(1) A person (the perpetrator) commits an offence if:
(a) the perpetrator destroys or appropriates property; and
(b) the destruction or appropriation is not justified by military necessity; and
(c) the destruction or appropriation is extensive and carried out unlawfully and wantonly; and
(d) the property is protected under one or more of the Geneva Conventions or under Protocol I to the Geneva Conventions; and
(e) the perpetrator knows of, or is reckless as to, the factual circumstances that establish that the property is so protected; and
(f) the perpetrator’s conduct takes place in the context of, and is associated with, an international armed conflict.
Penalty: Imprisonment for 15years.
(2) Strict liability applies to paragraph (1)(d). 
Australia, Criminal Code Act, 1995, as amended to 2007, Chapter 8, § 268.29, pp. 322–323.
The Criminal Code Act also states with respect to other serious war crimes that are committed in the course of an international armed conflict:
268.51 War crimedestroying or seizing the enemy’s property
(1) A person (the perpetrator) commits an offence if:
(a) the perpetrator destroys or seizes certain property; and
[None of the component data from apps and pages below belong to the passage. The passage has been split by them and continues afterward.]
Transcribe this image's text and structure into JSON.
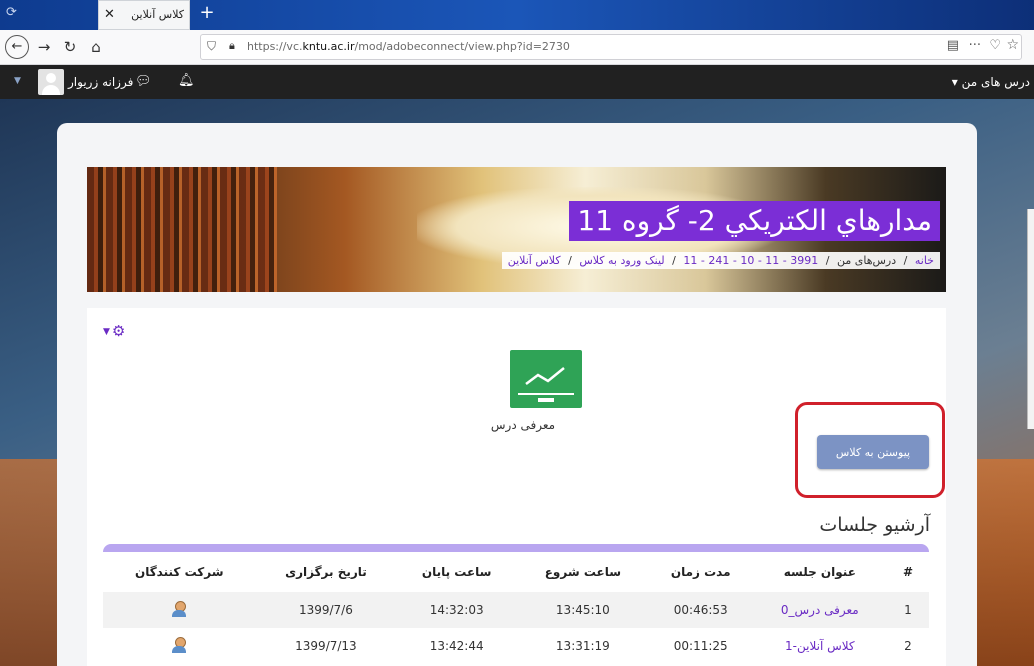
{
  "browser": {
    "tab_title": "کلاس آنلاین",
    "new_tab": "+",
    "url_prefix": "https://vc.",
    "url_domain": "kntu.ac.ir",
    "url_path": "/mod/adobeconnect/view.php?id=2730"
  },
  "topbar": {
    "username": "فرزانه زریوار",
    "my_courses": "درس های من"
  },
  "header": {
    "course_title": "مدارهاي الكتريكي 2- گروه 11",
    "breadcrumb": [
      "خانه",
      "درس‌های من",
      "3991 - 11 - 10 - 241 - 11",
      "لینک ورود به کلاس",
      "کلاس آنلاین"
    ]
  },
  "activity": {
    "label": "معرفی درس",
    "join_button": "پیوستن به کلاس"
  },
  "archive": {
    "title": "آرشیو جلسات",
    "columns": [
      "#",
      "عنوان جلسه",
      "مدت زمان",
      "ساعت شروع",
      "ساعت پایان",
      "تاریخ برگزاری",
      "شرکت کنندگان"
    ],
    "rows": [
      {
        "num": "1",
        "title": "معرفی درس_0",
        "duration": "00:46:53",
        "start": "13:45:10",
        "end": "14:32:03",
        "date": "1399/7/6"
      },
      {
        "num": "2",
        "title": "کلاس آنلاین-1",
        "duration": "00:11:25",
        "start": "13:31:19",
        "end": "13:42:44",
        "date": "1399/7/13"
      }
    ]
  },
  "colors": {
    "accent": "#6a2bc4",
    "title_bg": "#7b2ed6",
    "join_button": "#7c93c4",
    "highlight": "#d0202b",
    "activity_icon": "#2fa356"
  }
}
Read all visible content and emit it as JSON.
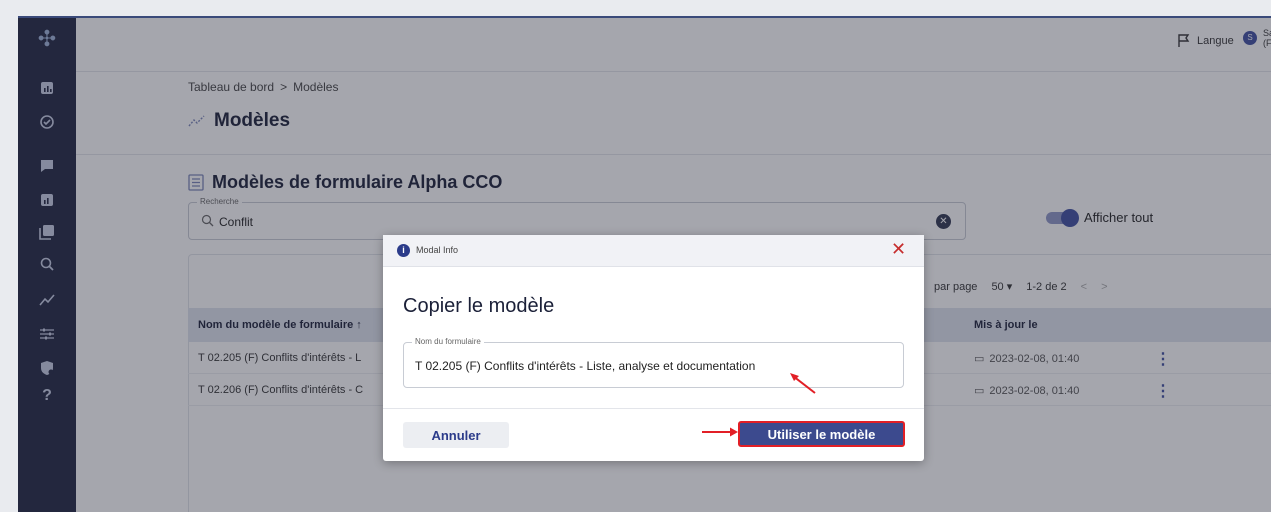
{
  "topbar": {
    "language_label": "Langue",
    "user_initial": "S",
    "user_name": "Sarah",
    "user_role": "(Formation)"
  },
  "breadcrumb": {
    "home": "Tableau de bord",
    "separator": ">",
    "current": "Modèles"
  },
  "page_title": "Modèles",
  "section_title": "Modèles de formulaire Alpha CCO",
  "search": {
    "legend": "Recherche",
    "value": "Conflit"
  },
  "toggle_label": "Afficher tout",
  "pager": {
    "per_page_label": "par page",
    "per_page_value": "50",
    "range": "1-2 de 2",
    "prev": "<",
    "next": ">"
  },
  "table": {
    "headers": [
      "Nom du modèle de formulaire",
      "Mis à jour le"
    ],
    "rows": [
      {
        "name": "T 02.205 (F) Conflits d'intérêts - L",
        "updated": "2023-02-08, 01:40"
      },
      {
        "name": "T 02.206 (F) Conflits d'intérêts - C",
        "updated": "2023-02-08, 01:40"
      }
    ]
  },
  "modal": {
    "header_label": "Modal Info",
    "title": "Copier le modèle",
    "field_legend": "Nom du formulaire",
    "field_value": "T 02.205 (F) Conflits d'intérêts - Liste, analyse et documentation",
    "cancel_label": "Annuler",
    "confirm_label": "Utiliser le modèle"
  },
  "colors": {
    "sidebar": "#1f2540",
    "accent": "#3c4a8e",
    "annotation": "#e21f26",
    "close": "#c62d2d"
  }
}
(b) the property is property of an adverse party; and
(c) the property is protected from the destruction or seizure under article 18 of the Third Geneva Convention, article 53 of the Fourth Geneva Convention or article 54 of Protocol I to the Geneva Conventions; and
(d) the perpetrator knows of, or is reckless as to, the factual circumstances that establish that the property is so protected; and
(e) the destruction or seizure is not justified by military necessity; and
(f) the perpetrator’s conduct takes place in the context of, and is associated with, an international armed conflict.
Penalty: Imprisonment for 15 years.
(2) Strict liability applies to paragraph (1)(c). 
Australia, Criminal Code Act, 1995, as amended to 2007, Chapter 8, § 268.51, p. 335.
The Criminal Code Act further states with respect to war crimes that are other serious violations of the laws and customs of war applicable in a non-international armed conflict:
268.94 War crimedestroying or seizing an adversary’s property
(1) A person (the perpetrator) commits an offence if:
(a) the perpetrator destroys or seizes certain property; and
(b) the property is property of an adversary; and
(c) the property is protected from the destruction or seizure under article 14 of Protocol II to the Geneva Conventions; and
(d) the perpetrator knows of, or is reckless as to, the factual circumstances that establish that the property is so protected; and
(e) the destruction or seizure is not justified by military necessity; and
(f) the perpetrator’s conduct takes place in the context of, and is associated with, an armed conflict that is not an international armed conflict.
Penalty: Imprisonment for 15 years
(2) Strict liability applies to paragraph (1)(c). 
Australia, Criminal Code Act, 1995, as amended on 1 November 2007, taking into account amendments up to Act No. 177 of 2007, Chapter 8, § 268.94, pp. 368–369.
Australia’s ICC (Consequential Amendments) Act (2002) incorporates in the Criminal Code the war crimes defined in Article 8(2)(a)(iv), (b)(xiii) and (e)(xii) of the 1998 ICC Statute. 
Australia, ICC (Consequential Amendments) Act, 2002 , Schedule 1, § 268.29, 268.51 and 268.94.